**What this task involves**: All the lines below need to be output exactly, apart from any images.

(Component data from apps and pages)
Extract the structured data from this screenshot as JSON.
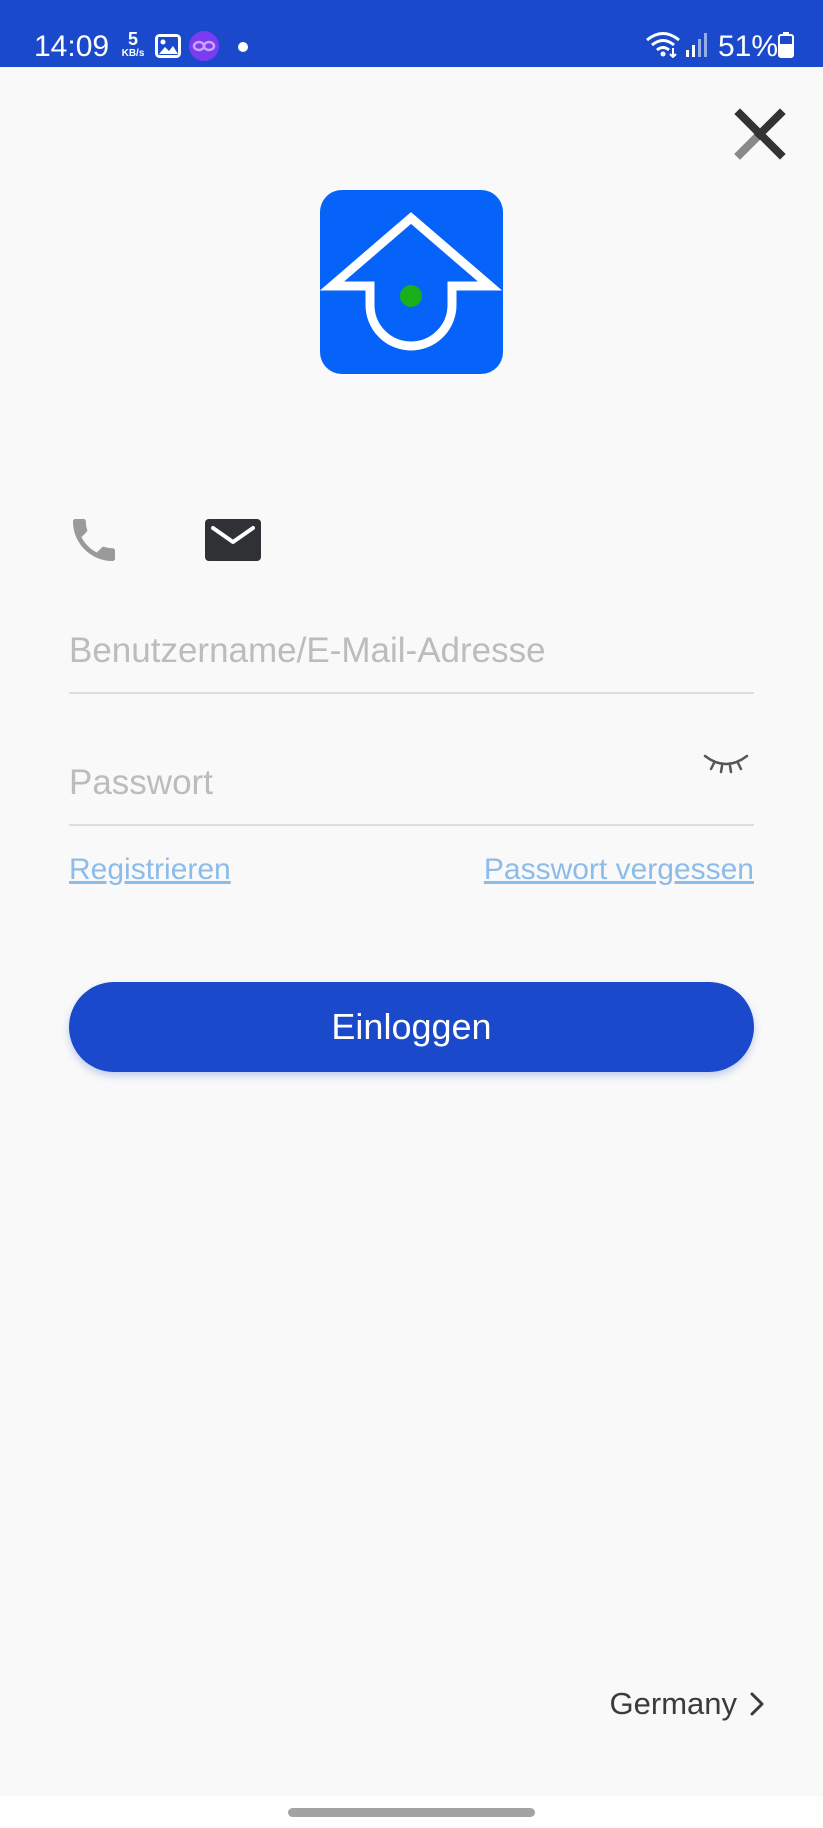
{
  "status_bar": {
    "time": "14:09",
    "speed_value": "5",
    "speed_unit": "KB/s",
    "battery": "51%",
    "background": "#1a4acb"
  },
  "icons": {
    "close": "close-icon",
    "phone": "phone-icon",
    "email": "envelope-icon",
    "eye": "eye-closed-icon",
    "chevron": "chevron-right-icon",
    "logo": "home-arrow-logo"
  },
  "form": {
    "username_placeholder": "Benutzername/E-Mail-Adresse",
    "username_value": "",
    "password_placeholder": "Passwort",
    "password_value": ""
  },
  "links": {
    "register": "Registrieren",
    "forgot_password": "Passwort vergessen"
  },
  "login_button": {
    "label": "Einloggen"
  },
  "region": {
    "label": "Germany"
  },
  "colors": {
    "primary": "#1a4acb",
    "logo_background": "#0563f9",
    "logo_dot": "#1ab01a",
    "link": "#8cbcea",
    "placeholder": "#bcbcbc",
    "divider": "#dedede"
  }
}
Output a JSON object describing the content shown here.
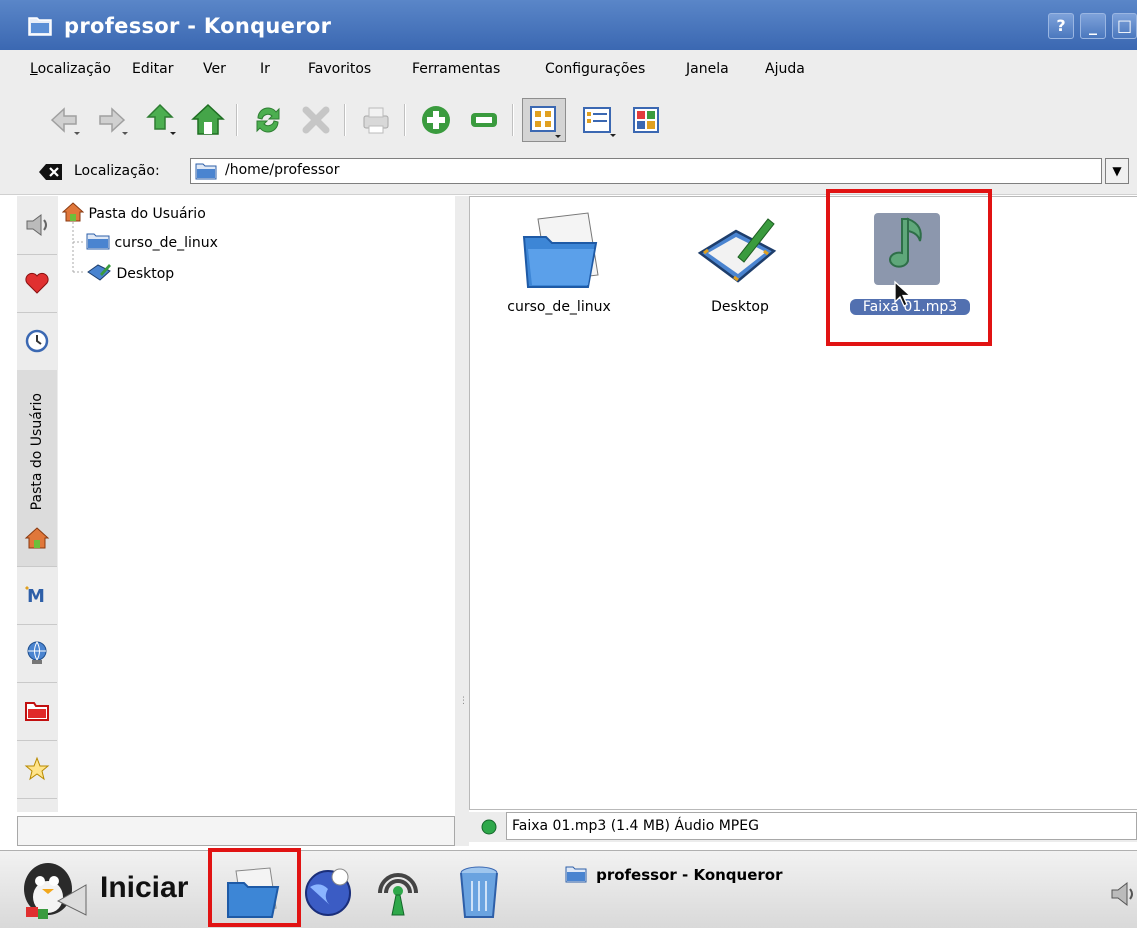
{
  "window": {
    "title": "professor - Konqueror",
    "buttons": {
      "help": "?",
      "minimize": "_",
      "maximize": "□"
    }
  },
  "menu": [
    {
      "label": "Localização",
      "accel": "L"
    },
    {
      "label": "Editar",
      "accel": "E"
    },
    {
      "label": "Ver",
      "accel": "V"
    },
    {
      "label": "Ir",
      "accel": "I"
    },
    {
      "label": "Favoritos",
      "accel": "F"
    },
    {
      "label": "Ferramentas",
      "accel": "r"
    },
    {
      "label": "Configurações",
      "accel": "C"
    },
    {
      "label": "Janela",
      "accel": "n"
    },
    {
      "label": "Ajuda",
      "accel": ""
    }
  ],
  "toolbar": {
    "icons": [
      "back-icon",
      "forward-icon",
      "up-icon",
      "home-icon",
      "reload-icon",
      "stop-icon",
      "print-icon",
      "zoom-in-icon",
      "zoom-out-icon",
      "icon-view-icon",
      "detail-view-icon",
      "multicolumn-view-icon"
    ]
  },
  "location": {
    "label": "Localização:",
    "value": "/home/professor"
  },
  "sidebar": {
    "vertical_tab_label": "Pasta do Usuário",
    "tabs": [
      "speaker-icon",
      "heart-icon",
      "clock-icon",
      "home-icon",
      "bookmarks-m-icon",
      "network-icon",
      "folder-icon",
      "star-icon"
    ]
  },
  "tree": {
    "root": "Pasta do Usuário",
    "children": [
      "curso_de_linux",
      "Desktop"
    ]
  },
  "files": [
    {
      "name": "curso_de_linux",
      "icon": "folder-icon"
    },
    {
      "name": "Desktop",
      "icon": "desktop-icon"
    },
    {
      "name": "Faixa 01.mp3",
      "icon": "music-note-icon",
      "selected": true
    }
  ],
  "status": {
    "text": "Faixa 01.mp3 (1.4 MB) Áudio MPEG"
  },
  "taskbar": {
    "start_label": "Iniciar",
    "task_title": "professor - Konqueror"
  },
  "colors": {
    "titlebar": "#3b68b2",
    "highlight_box": "#e11313",
    "selection": "#5270b0"
  }
}
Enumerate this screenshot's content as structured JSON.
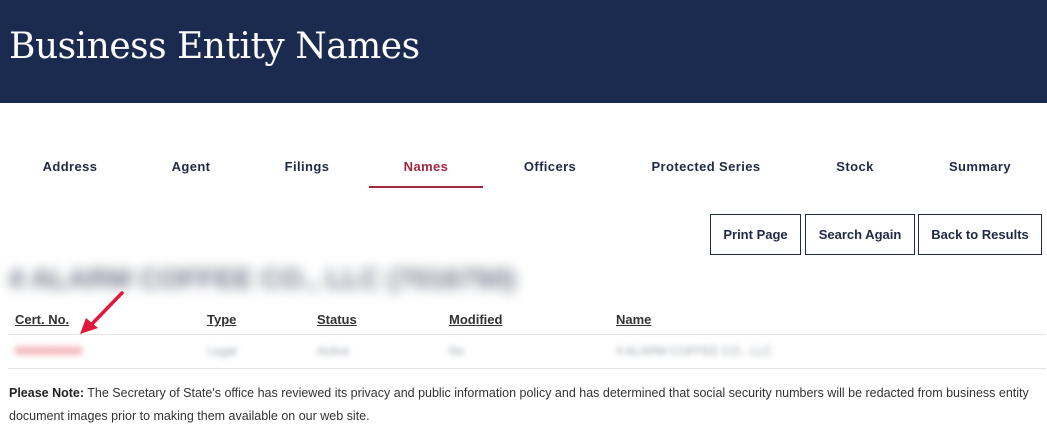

**Solution**:
Extract the structured data from this screenshot as JSON.
{
  "status_bar": {
    "time": "14:09",
    "speed_value": "5",
    "speed_unit": "KB/s",
    "battery": "51%",
    "background": "#1a4acb"
  },
  "icons": {
    "close": "close-icon",
    "phone": "phone-icon",
    "email": "envelope-icon",
    "eye": "eye-closed-icon",
    "chevron": "chevron-right-icon",
    "logo": "home-arrow-logo"
  },
  "form": {
    "username_placeholder": "Benutzername/E-Mail-Adresse",
    "username_value": "",
    "password_placeholder": "Passwort",
    "password_value": ""
  },
  "links": {
    "register": "Registrieren",
    "forgot_password": "Passwort vergessen"
  },
  "login_button": {
    "label": "Einloggen"
  },
  "region": {
    "label": "Germany"
  },
  "colors": {
    "primary": "#1a4acb",
    "logo_background": "#0563f9",
    "logo_dot": "#1ab01a",
    "link": "#8cbcea",
    "placeholder": "#bcbcbc",
    "divider": "#dedede"
  }
}
Output a JSON object describing the content shown here.
{
  "window": {
    "title": "professor - Konqueror",
    "buttons": {
      "help": "?",
      "minimize": "_",
      "maximize": "□"
    }
  },
  "menu": [
    {
      "label": "Localização",
      "accel": "L"
    },
    {
      "label": "Editar",
      "accel": "E"
    },
    {
      "label": "Ver",
      "accel": "V"
    },
    {
      "label": "Ir",
      "accel": "I"
    },
    {
      "label": "Favoritos",
      "accel": "F"
    },
    {
      "label": "Ferramentas",
      "accel": "r"
    },
    {
      "label": "Configurações",
      "accel": "C"
    },
    {
      "label": "Janela",
      "accel": "n"
    },
    {
      "label": "Ajuda",
      "accel": ""
    }
  ],
  "toolbar": {
    "icons": [
      "back-icon",
      "forward-icon",
      "up-icon",
      "home-icon",
      "reload-icon",
      "stop-icon",
      "print-icon",
      "zoom-in-icon",
      "zoom-out-icon",
      "icon-view-icon",
      "detail-view-icon",
      "multicolumn-view-icon"
    ]
  },
  "location": {
    "label": "Localização:",
    "value": "/home/professor"
  },
  "sidebar": {
    "vertical_tab_label": "Pasta do Usuário",
    "tabs": [
      "speaker-icon",
      "heart-icon",
      "clock-icon",
      "home-icon",
      "bookmarks-m-icon",
      "network-icon",
      "folder-icon",
      "star-icon"
    ]
  },
  "tree": {
    "root": "Pasta do Usuário",
    "children": [
      "curso_de_linux",
      "Desktop"
    ]
  },
  "files": [
    {
      "name": "curso_de_linux",
      "icon": "folder-icon"
    },
    {
      "name": "Desktop",
      "icon": "desktop-icon"
    },
    {
      "name": "Faixa 01.mp3",
      "icon": "music-note-icon",
      "selected": true
    }
  ],
  "status": {
    "text": "Faixa 01.mp3 (1.4 MB) Áudio MPEG"
  },
  "taskbar": {
    "start_label": "Iniciar",
    "task_title": "professor - Konqueror"
  },
  "colors": {
    "titlebar": "#3b68b2",
    "highlight_box": "#e11313",
    "selection": "#5270b0"
  }
}
Enumerate this screenshot's content as structured JSON.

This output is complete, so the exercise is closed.